With the Puget Sound, lakes, forest and nearby mountains, the Seattle area offers a range of habitat for native and migratory birds. You don’t have to venture far to spot a host of bird species, even in urban areas.
If you want to dive deeper into birding, you can check out the Seattle Audubon Society’s Bird Web. There, you can find a long checklist of birds that are native to or frequent the region, ranging from how common or “irregular” they are to the region depending on the month. For instance, the tiny and intricately marked Belted Kingfisher is fairly common during most of the year.
If the trails are calling to you, All Trails has a list of the best bird watching parks in the Seattle area. The Washington Park Arboretum, Green Lake and Discovery Park are few to top the list.
Maybe you’ve already tackled the hurdles of getting a profile set up on social media because being in the midst of a pandemic causes you to do things you normally wouldn’t.
Your caregiver can be great help in navigating Facebook or Instagram, and friending or following your friends and family. If nothing else, it’s a place to see photos of the people in your life.

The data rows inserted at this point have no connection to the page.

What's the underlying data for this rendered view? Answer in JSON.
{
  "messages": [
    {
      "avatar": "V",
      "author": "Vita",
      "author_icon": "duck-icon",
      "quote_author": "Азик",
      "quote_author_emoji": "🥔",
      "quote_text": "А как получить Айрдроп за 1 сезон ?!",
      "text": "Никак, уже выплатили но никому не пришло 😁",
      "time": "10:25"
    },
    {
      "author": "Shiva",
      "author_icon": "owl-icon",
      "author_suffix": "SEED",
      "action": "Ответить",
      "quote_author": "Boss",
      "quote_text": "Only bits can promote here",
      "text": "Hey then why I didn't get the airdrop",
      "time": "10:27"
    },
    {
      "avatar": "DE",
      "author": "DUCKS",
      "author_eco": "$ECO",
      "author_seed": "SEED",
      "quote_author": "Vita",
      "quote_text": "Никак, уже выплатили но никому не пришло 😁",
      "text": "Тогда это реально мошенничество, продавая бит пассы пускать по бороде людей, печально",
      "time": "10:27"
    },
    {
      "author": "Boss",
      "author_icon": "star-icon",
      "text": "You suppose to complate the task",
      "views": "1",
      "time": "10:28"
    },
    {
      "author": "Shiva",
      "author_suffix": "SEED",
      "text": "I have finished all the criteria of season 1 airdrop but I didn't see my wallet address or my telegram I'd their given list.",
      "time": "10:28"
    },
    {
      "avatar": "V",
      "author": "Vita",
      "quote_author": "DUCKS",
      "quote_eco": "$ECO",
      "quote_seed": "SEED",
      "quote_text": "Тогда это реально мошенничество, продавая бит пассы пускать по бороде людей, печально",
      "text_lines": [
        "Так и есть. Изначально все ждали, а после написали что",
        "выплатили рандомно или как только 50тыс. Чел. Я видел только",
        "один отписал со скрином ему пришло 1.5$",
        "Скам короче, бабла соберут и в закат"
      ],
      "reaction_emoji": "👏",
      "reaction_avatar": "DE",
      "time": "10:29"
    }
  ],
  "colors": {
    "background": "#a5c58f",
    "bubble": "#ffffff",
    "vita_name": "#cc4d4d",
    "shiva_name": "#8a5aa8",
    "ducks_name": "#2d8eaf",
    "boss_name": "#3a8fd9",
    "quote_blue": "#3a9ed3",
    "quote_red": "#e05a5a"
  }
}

Similarly, signing up for a Skype account can set you up to see your loved ones face-to-face if you just can’t see them in person. SeaCare has a blog on staying connected through the pandemic while keeping a safe distance.
See if the kids or the grandchildren would be up for setting a weekly time to get in touch and catch up. Everyone could use some more connection right now.
From personal anecdotes I’ve heard to seeing what people are up to on the internet, it’s evident that social distancing and shuttered economies are prompting people to get crafty.
Perhaps to capitalize on this growing trend, Paint by Numbers is offering free 4-day shipping at the moment. There’s a plethora of painting kits to choose from, such as the classic Starry Night by Van Gogh or a Claude Monet.
You can also order a custom kit and upload a personal photo that will be printed on canvas for you to paint. Shipping can take weeks on this one, so plan ahead if you want to paint anytime soon.
Both painting and coloring have shown to reduce stress and anxiety. For adult coloring books, Barnes and Noble has a varied selection you can order online, from the Anatomy of Yoga to Harry Potter to coloring books that encourage mindfulness.
Watch a classic
If the creative mood doesn’t strike you, then there’s no cozier or simpler thing to do than turn on a favorite oldie.
Esquire has a list of classics to watch on Netflix- some funny, some sad and some full of old-school special effects. The spectrum of films include What’s Eating Gilbert Grape, Spike Lee’s first film, and Chitty Chitty Bang Bang.
Turner Classic Movies has an entire library to offer, such as the original Casino Royale and the first Tarzan movie from 1932. Keep in mind you can only watch these films through a TV service provider.
For something a little more recent, Hulu has a section of “‘80’s Binge” movies to watch. There’s Heathers, Footloose and also Elvira if you’re in the mood for a spooky movie.
With a little forethought and effort, both seniors and caregivers can enjoy a rainy day- or days- inside. Call SeaCare to find out how comprehensive our in-home care can be.